• Required work
Print every entry word for word, but omit the pictures.

• Data extracts
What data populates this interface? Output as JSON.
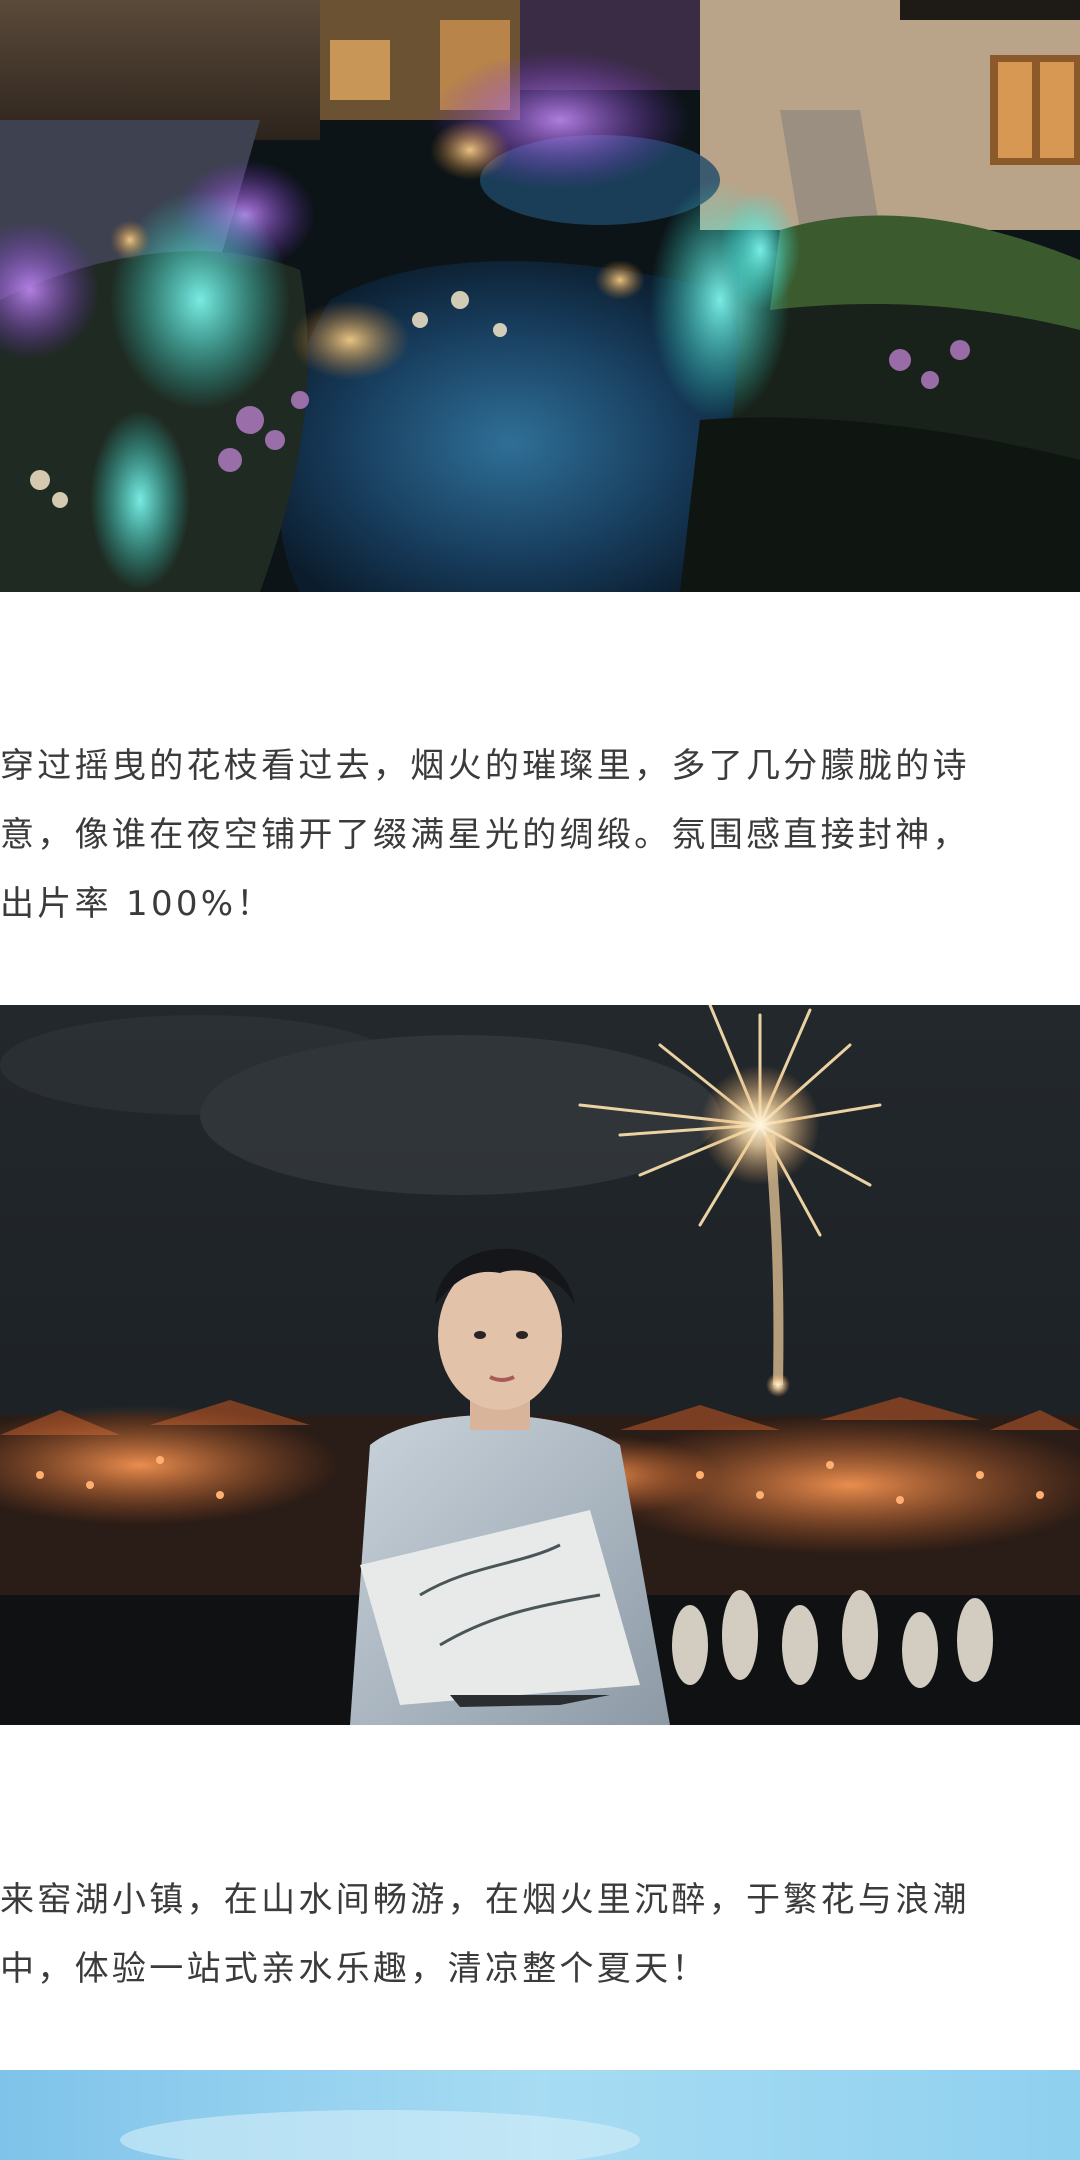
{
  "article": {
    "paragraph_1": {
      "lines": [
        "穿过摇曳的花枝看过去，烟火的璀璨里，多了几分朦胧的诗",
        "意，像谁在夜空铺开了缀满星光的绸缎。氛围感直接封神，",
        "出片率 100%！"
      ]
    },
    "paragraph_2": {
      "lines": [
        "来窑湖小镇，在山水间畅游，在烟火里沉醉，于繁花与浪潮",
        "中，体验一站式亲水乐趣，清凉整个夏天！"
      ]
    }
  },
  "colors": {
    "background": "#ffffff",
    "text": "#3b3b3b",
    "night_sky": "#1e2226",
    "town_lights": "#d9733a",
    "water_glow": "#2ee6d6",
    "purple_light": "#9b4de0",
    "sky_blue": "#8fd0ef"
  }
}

• Response for this exercise
What data populates this interface? Output as JSON.
{
  "article": {
    "paragraph_1": {
      "lines": [
        "穿过摇曳的花枝看过去，烟火的璀璨里，多了几分朦胧的诗",
        "意，像谁在夜空铺开了缀满星光的绸缎。氛围感直接封神，",
        "出片率 100%！"
      ]
    },
    "paragraph_2": {
      "lines": [
        "来窑湖小镇，在山水间畅游，在烟火里沉醉，于繁花与浪潮",
        "中，体验一站式亲水乐趣，清凉整个夏天！"
      ]
    }
  },
  "colors": {
    "background": "#ffffff",
    "text": "#3b3b3b",
    "night_sky": "#1e2226",
    "town_lights": "#d9733a",
    "water_glow": "#2ee6d6",
    "purple_light": "#9b4de0",
    "sky_blue": "#8fd0ef"
  }
}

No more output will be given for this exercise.